Artist Profile – Andreia Pereira

Where do you live/work? Where is your studio?

I have been living in Gladstone for almost 4 years. A considerable amount of my time is spent at The Potters Place workshop, which I’m proudly a member since making Gladstone my home. I work mostly at home and share a studio with my husband Licinio. He does aeroplane modelling. We like to share ideas and assist each other. Any place in the house can be a possible creative working place, such as our kitchen table. At the moment only a quarter of it is being used for lunch and dinner due to my drawing projects, sewing materials and fabrics which occupy most of it. I believe a lot of people can relate to this. Kitchen tables are multifunctional.
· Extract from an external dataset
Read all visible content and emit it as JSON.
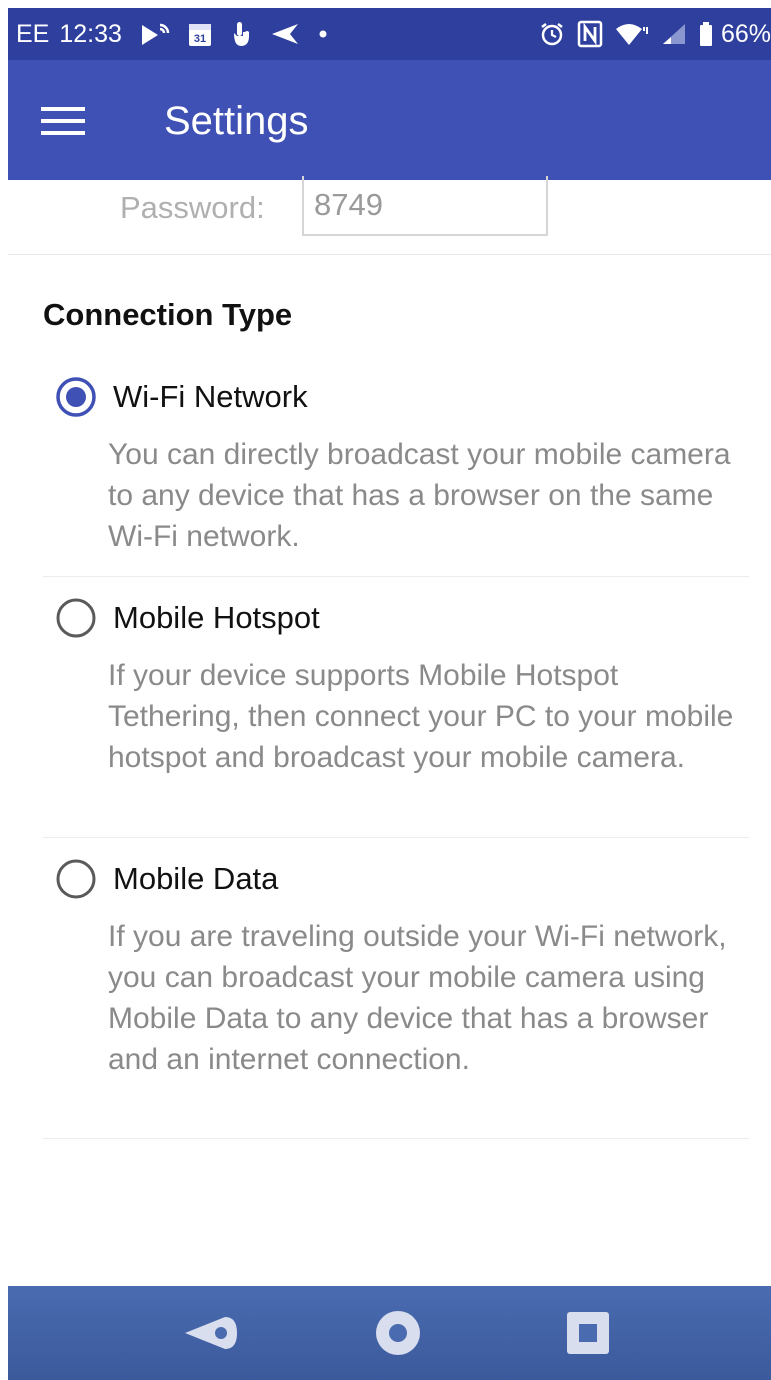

What have you entered in this year’s Rio Tinto Martin Hanson Memorial Art Awards?

I submitted a couple of works, both with a strong message. One made of fabric, feminist-inspired with an artist statement attached. I recommend people read it if they are visiting the exhibition.

Tell us a little about it:

I would like to talk about the second artwork, the message of it is attached to a recent event of big importance happening in Australia; the survey for same-sex marriage. I cannot vote because I’m not yet an Australian citizen so I made these 2 ceramic pieces, a plate and a vase entitled ‘’Love is love’’. It’s important to accentuate that art can be used as a refined tool of liberation.

What inspires you to create art?

As a child, inspiration would come as a matter of pure existence, for the reason of just doing it, an impulse. Later in life, I started to understand it was a way of releasing different energies through a process which I could relate to others. So many things to be inspired about, but most are the hidden things that inspire me more; things that no one else will notice. It is an endless source. Other artists are a source of inspiration too. Gladstone has a lot of talented creatives.

Why do you think Art Awards like the Martin Hanson are important?

This event gives an opportunity to artists to exhibit their works on a big scale and an audience to interact with. The museum gallery can also function as space of social communication. There is a mutual support between artists, art institutions and a community.

That’s what I like to call cultural symbiosis.